**EXCERPTED RECORDS:**

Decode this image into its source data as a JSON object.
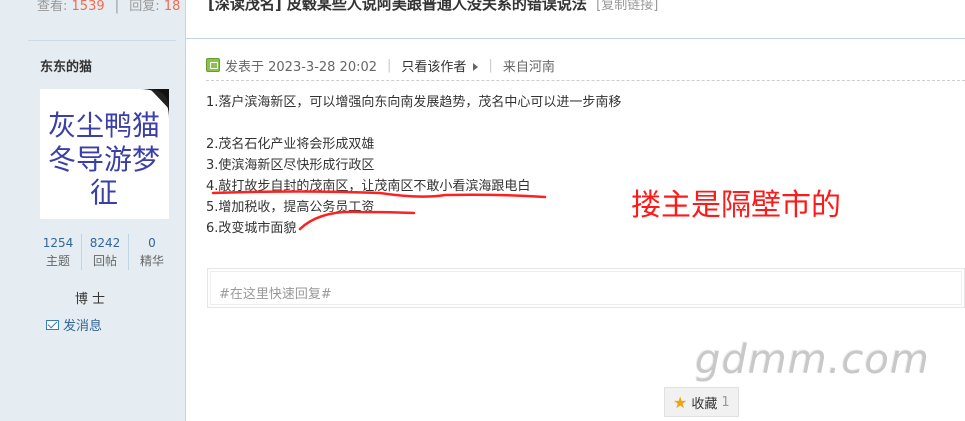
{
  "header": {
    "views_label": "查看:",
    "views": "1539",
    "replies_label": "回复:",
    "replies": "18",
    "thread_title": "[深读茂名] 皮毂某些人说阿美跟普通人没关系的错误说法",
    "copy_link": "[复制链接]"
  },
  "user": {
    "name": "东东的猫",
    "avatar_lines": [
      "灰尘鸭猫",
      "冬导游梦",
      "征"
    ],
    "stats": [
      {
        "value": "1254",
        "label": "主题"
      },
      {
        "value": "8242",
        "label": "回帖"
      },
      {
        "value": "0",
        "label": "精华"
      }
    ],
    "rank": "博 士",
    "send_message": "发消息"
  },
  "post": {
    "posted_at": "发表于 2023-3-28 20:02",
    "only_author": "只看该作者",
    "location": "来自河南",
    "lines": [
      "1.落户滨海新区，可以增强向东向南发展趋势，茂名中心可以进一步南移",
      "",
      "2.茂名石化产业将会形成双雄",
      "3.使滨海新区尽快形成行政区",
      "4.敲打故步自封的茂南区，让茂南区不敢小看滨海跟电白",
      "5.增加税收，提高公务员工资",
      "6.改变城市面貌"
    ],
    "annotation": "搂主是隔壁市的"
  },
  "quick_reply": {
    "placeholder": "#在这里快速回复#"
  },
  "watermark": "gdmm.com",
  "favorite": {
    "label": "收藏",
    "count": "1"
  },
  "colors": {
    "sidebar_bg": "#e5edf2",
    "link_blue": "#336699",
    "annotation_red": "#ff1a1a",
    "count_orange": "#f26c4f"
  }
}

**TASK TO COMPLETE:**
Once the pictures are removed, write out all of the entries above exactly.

**ANSWER SECTION:**
Decode this image into its source data as a JSON object.
{
  "header": {
    "views_label": "查看:",
    "views": "1539",
    "replies_label": "回复:",
    "replies": "18",
    "thread_title": "[深读茂名] 皮毂某些人说阿美跟普通人没关系的错误说法",
    "copy_link": "[复制链接]"
  },
  "user": {
    "name": "东东的猫",
    "avatar_lines": [
      "灰尘鸭猫",
      "冬导游梦",
      "征"
    ],
    "stats": [
      {
        "value": "1254",
        "label": "主题"
      },
      {
        "value": "8242",
        "label": "回帖"
      },
      {
        "value": "0",
        "label": "精华"
      }
    ],
    "rank": "博 士",
    "send_message": "发消息"
  },
  "post": {
    "posted_at": "发表于 2023-3-28 20:02",
    "only_author": "只看该作者",
    "location": "来自河南",
    "lines": [
      "1.落户滨海新区，可以增强向东向南发展趋势，茂名中心可以进一步南移",
      "",
      "2.茂名石化产业将会形成双雄",
      "3.使滨海新区尽快形成行政区",
      "4.敲打故步自封的茂南区，让茂南区不敢小看滨海跟电白",
      "5.增加税收，提高公务员工资",
      "6.改变城市面貌"
    ],
    "annotation": "搂主是隔壁市的"
  },
  "quick_reply": {
    "placeholder": "#在这里快速回复#"
  },
  "watermark": "gdmm.com",
  "favorite": {
    "label": "收藏",
    "count": "1"
  },
  "colors": {
    "sidebar_bg": "#e5edf2",
    "link_blue": "#336699",
    "annotation_red": "#ff1a1a",
    "count_orange": "#f26c4f"
  }
}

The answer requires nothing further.